Vancouver City Council, Position 1: Four people are running for this open seat, including Pond, Harless, former Clark County Councilor John Blom, who was a Republican but is now an independent, and Justin Forsman, a repeat candidate for council whose recent social media post calls COVID-19 and subsequent “take over” “well planned, well in advance.” The broad spectrum of backgrounds and ideologies will likely make for a robust and interesting race.
Vancouver City Council, Position 3: Gellatly and Perez will run against Glen Yung, another familiar face to local government — Yung rarely misses a city council meeting, and he shows up to a lot of other commission and neighborhood association meetings. Bucking the trend, the three keep their campaigns hyper-focused on local issues. All have government experience and represent a broad range of ideologies.
Vancouver school board, Position 2: Following a lengthy discussion with the candidates, The Columbian Editorial Board said the race between Sandra Zavala-Ortega, Kathleen O’Claire, Chartisha Roberts and Michelle Belkot has a good problem: “too many strong candidates.” Zavala-Ortega is the incumbent, though she was appointed in April. Vancouver Public Schools has had six directors since 2019.

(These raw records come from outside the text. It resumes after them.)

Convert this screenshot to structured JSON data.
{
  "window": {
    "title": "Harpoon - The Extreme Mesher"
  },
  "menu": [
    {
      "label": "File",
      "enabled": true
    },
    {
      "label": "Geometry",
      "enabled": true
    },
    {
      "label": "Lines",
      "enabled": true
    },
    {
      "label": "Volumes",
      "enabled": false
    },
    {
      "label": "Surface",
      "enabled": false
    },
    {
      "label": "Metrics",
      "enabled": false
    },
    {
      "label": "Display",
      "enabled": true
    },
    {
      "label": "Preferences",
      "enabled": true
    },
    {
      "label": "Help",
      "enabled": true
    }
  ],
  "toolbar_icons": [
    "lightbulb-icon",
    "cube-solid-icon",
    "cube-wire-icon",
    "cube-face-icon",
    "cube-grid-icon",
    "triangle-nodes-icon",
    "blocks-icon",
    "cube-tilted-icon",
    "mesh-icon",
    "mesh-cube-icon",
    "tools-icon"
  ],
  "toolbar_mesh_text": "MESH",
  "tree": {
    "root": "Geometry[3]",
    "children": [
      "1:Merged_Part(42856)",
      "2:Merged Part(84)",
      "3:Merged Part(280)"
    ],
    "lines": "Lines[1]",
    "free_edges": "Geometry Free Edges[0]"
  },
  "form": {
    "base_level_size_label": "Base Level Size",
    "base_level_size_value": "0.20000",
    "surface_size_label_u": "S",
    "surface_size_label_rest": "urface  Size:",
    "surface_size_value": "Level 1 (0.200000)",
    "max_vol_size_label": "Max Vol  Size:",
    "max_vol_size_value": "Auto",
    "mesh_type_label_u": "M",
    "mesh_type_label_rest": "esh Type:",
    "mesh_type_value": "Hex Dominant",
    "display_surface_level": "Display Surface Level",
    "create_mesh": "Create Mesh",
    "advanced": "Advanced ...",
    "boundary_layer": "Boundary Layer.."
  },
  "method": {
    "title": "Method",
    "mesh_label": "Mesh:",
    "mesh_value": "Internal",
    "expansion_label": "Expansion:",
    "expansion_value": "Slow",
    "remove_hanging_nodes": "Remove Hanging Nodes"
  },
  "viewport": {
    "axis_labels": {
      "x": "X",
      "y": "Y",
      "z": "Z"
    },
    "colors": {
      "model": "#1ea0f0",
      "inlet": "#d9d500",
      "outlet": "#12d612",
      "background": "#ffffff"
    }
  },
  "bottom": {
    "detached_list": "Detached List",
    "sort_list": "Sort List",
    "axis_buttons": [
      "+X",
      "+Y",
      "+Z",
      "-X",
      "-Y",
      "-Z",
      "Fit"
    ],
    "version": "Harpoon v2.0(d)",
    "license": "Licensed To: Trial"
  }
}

Camas City Council, Ward 1, Position 2: This four-way race between flight attendant Shawn High, executive and technology recruiter Gary Perman, Calling Church pastor Georl Niles, and Camas School District talent-development director Marilyn Dale-Boerke offers voters a broad range of options. Fundraising also makes this race interesting — according to Public Disclosure Commission reports, Perman has raised more than $9,000, almost half of which came from former Clark County Councilor David Madore and his wife, Donna.
Camas City Council, Ward 1, Position 2: Another robust four-way race with a funding boost from the Madores, in the form of $4,000 for mother and retired lawyer Lewallen. She’s running against former Washougal Councilor Jennifer McDaniel, Jazzercise instructor and flight attendant Alicia King, and consultant and e-commerce trader John Svilarich.